◆ YOUR GOAL
Lines in the listing below that hold "JSON" are the ones to copy.
[Start of Attachment]
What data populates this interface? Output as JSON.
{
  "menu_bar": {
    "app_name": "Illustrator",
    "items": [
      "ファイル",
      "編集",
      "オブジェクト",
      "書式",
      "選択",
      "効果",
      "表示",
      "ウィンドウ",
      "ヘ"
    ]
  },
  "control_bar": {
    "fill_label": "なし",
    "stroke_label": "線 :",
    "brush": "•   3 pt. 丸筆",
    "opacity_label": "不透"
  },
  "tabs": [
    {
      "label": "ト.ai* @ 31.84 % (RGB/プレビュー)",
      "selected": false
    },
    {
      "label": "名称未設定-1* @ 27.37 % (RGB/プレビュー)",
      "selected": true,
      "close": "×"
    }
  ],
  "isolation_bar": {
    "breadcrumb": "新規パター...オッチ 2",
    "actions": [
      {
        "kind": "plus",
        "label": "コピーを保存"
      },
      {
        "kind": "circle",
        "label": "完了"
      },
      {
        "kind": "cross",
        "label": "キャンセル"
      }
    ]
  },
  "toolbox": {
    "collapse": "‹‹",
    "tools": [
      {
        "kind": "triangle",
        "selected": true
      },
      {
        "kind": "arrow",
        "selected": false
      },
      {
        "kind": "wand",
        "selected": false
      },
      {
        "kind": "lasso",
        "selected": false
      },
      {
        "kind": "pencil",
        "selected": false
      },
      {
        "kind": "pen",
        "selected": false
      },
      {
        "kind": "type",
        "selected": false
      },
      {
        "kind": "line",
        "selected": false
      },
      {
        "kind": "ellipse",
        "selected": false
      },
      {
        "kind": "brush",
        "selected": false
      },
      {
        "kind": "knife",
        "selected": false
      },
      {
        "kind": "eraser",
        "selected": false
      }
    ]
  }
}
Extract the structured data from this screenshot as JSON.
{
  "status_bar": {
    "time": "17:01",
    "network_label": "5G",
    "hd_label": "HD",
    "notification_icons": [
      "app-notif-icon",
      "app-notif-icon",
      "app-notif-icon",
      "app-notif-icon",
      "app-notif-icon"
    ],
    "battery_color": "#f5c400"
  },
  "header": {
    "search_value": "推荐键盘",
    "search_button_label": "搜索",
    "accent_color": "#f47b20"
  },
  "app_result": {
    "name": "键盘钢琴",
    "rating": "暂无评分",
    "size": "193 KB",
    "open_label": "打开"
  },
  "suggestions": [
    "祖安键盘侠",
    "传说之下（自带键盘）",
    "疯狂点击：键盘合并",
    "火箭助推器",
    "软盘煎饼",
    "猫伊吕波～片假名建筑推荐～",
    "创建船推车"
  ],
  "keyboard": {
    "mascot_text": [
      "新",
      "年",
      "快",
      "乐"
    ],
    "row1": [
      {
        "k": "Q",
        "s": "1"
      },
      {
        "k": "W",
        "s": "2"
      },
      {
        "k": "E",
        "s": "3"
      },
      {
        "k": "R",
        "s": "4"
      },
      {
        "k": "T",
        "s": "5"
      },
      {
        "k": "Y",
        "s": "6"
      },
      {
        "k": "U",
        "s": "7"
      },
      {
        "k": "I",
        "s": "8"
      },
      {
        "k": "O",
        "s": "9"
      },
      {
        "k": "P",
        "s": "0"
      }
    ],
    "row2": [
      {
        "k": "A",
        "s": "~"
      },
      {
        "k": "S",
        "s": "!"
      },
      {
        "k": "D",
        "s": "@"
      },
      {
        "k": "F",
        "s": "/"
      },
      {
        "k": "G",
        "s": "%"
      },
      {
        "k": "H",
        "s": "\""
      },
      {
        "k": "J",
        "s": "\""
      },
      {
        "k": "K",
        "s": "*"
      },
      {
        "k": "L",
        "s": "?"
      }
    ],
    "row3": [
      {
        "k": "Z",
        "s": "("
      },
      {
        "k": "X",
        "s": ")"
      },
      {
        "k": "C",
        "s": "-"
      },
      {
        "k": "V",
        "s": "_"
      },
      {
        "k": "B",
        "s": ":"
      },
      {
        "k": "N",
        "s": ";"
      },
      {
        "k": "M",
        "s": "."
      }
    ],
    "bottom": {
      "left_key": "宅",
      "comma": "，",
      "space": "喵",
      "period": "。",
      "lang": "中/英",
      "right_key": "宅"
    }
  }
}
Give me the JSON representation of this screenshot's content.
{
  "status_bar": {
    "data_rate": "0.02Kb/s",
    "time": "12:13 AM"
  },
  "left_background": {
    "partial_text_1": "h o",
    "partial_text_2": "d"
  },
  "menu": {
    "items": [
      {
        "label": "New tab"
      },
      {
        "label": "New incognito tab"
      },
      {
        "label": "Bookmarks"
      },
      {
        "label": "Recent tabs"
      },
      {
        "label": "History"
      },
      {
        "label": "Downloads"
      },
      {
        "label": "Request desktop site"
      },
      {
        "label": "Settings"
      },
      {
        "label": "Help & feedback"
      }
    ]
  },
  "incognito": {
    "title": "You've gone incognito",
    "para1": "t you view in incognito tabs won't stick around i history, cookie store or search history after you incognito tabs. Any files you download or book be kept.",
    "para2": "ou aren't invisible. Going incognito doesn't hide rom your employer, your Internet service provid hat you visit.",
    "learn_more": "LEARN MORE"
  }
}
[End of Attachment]
◆ RESPONSE
What data populates this interface? Output as JSON.
Extract the structured data from this screenshot as JSON.
Give me the JSON representation of this screenshot's content.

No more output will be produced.